One of the most troubling developments in the current debate on religion and politics is the renewed characterization of liberal democracy as a bigger threat to Christian morality than any other political system. This is not just a return of the old legitimist doctrine that nondemocratic systems and monarchies are more Christian than democracies; rather, it’s a general crisis of the theological-political alignments of the twentieth century. Catholic anti-liberalism is trying once again to cast serious doubts on the idea that democracy and Christianity are even compatible. This is a sign that what Ross Douthat has called “the John Paul II synthesis” is in crisis, while demonstrating as well that John Paul II was not a neo-conservative pope.

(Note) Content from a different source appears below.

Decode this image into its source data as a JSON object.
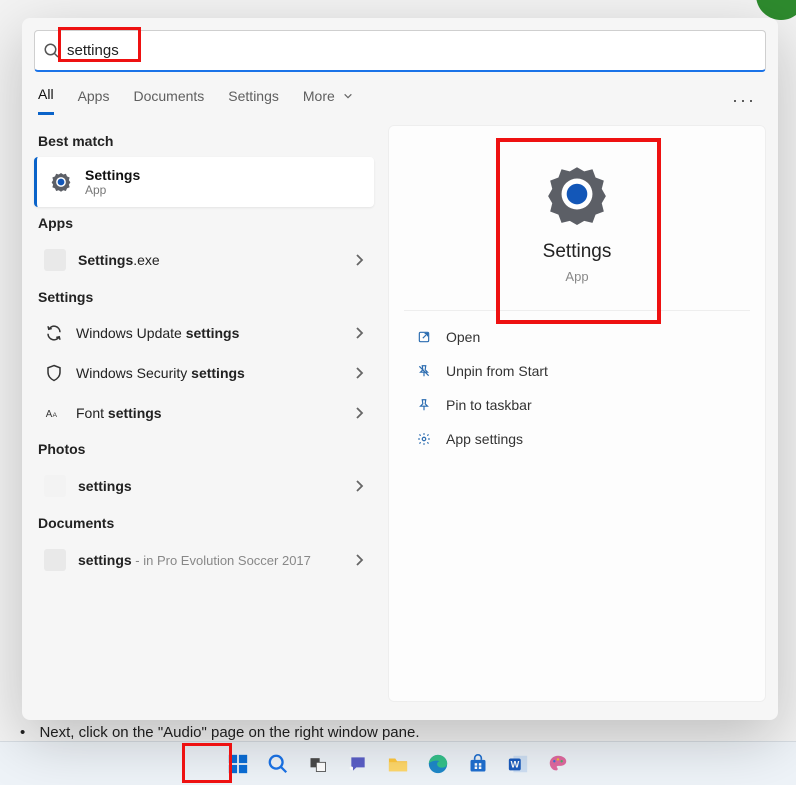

In Tertio millennio adveniente (1994), his apostolic letter introducing the church to the third millennium, John Paul II wrote that “the Second Vatican Council is often considered as the beginning of a new era in the life of the Church. This is true, but at the same time it is difficult to overlook the fact that the Council drew much from the experiences and reflections of the immediate past, especially from the intellectual legacy left by Pius XII” (italics in the original).

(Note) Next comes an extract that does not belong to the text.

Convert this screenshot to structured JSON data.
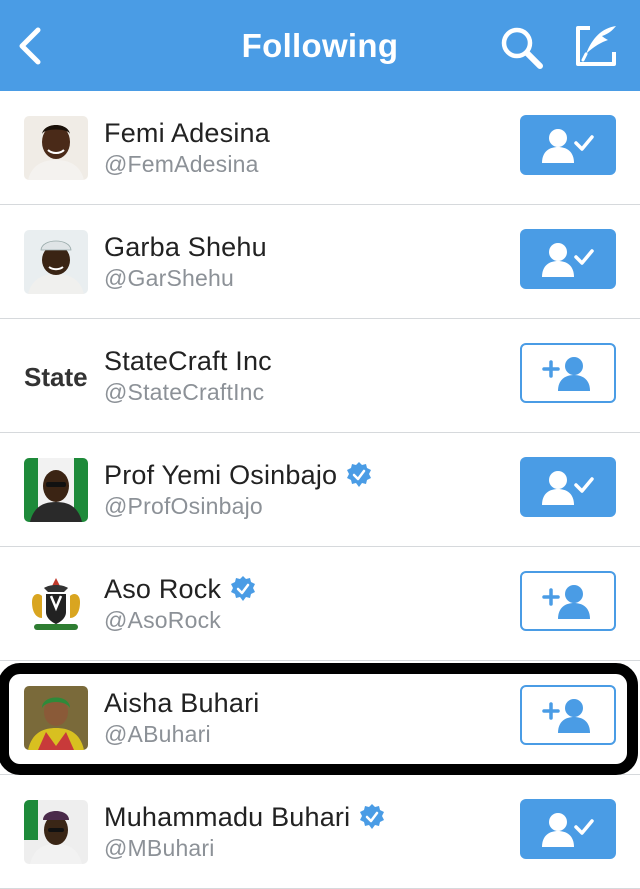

In that legacy there is also Pope Pius XII’s radio message of December 1944, what French historian Jean-Dominique Durand has called the pontiff’s “baptism of democracy.” Delivering it on the eve of the last Christmas during World War II, Pius XII said:
[U]nder the sinister glow of the war that surrounds them, in the burning heat of the furnace in which they are imprisoned, the peoples have awakened from a long torpor. They confronted the state and faced their rulers with a new, questioning, critical, wary attitude. Tempered by a bitter experience, they oppose with greater impetus to the monopolies of a dictatorial power, unquestionable and intangible, and demand a system of government, which is more compatible with the dignity and freedom of citizens.
Pius XII quoted Leo XIII’s encyclical Libertas (1888), which affirmed that “it is not of itself wrong to prefer a democratic form of government, if only the Catholic doctrine be maintained as to the origin and exercise of power. Of the various forms of government, the Church does not reject any that are fitted to procure the welfare of the subject; she wishes only—and this nature itself requires—that they should be constituted without involving wrong to any one, and especially without violating the rights of the Church.”
Less than four months after the death of Pius XII, his successor, John XXIII, announced the Second Vatican Council—whose teachings on the social and political message of the church are often ignored or avoided by Catholics who talk about the church’s disposition towards the political question, even though Vatican II is integral part of the Catholic tradition and of the official teaching of the church. For neo-traditionalists, the problem is that Vatican II substantially redefined “the rights of the church.” It elaborated a theology of the secular world and founded on the Catholic “baptism of democracy” celebrated towards the end of World War II—while adding significant new elements to it, especially freedom of religion, freedom of conscience, and a post-Hiroshima theology of war and peace. Building on John XXIII’s last encyclical, Pacem in terris (April 11, 1963), Vatican II ushered in a new understanding of the Catholic view of the secular nation-state, democracy, and individual rights, especially in the pastoral constitution Gaudium et spes and the declaration on religious liberty Dignitatis humanae. It was a theology growing out the defeat of totalitarianism and authoritarianism (which, until the war, many Catholics supported) in Western Europe and the rejection of communism dominating Eastern Europe, Russia, and China. The Catholic Church came to terms with the new international, post-colonial, liberal-democratic order: it was officially post-fascist and anti-communist, despite the institutional church’s support for some fascist regimes (Spain, Portugal, Latin America) even long after the end of Vatican II, and despite the fact that millions of Catholics in Western Europe voted for communist parties.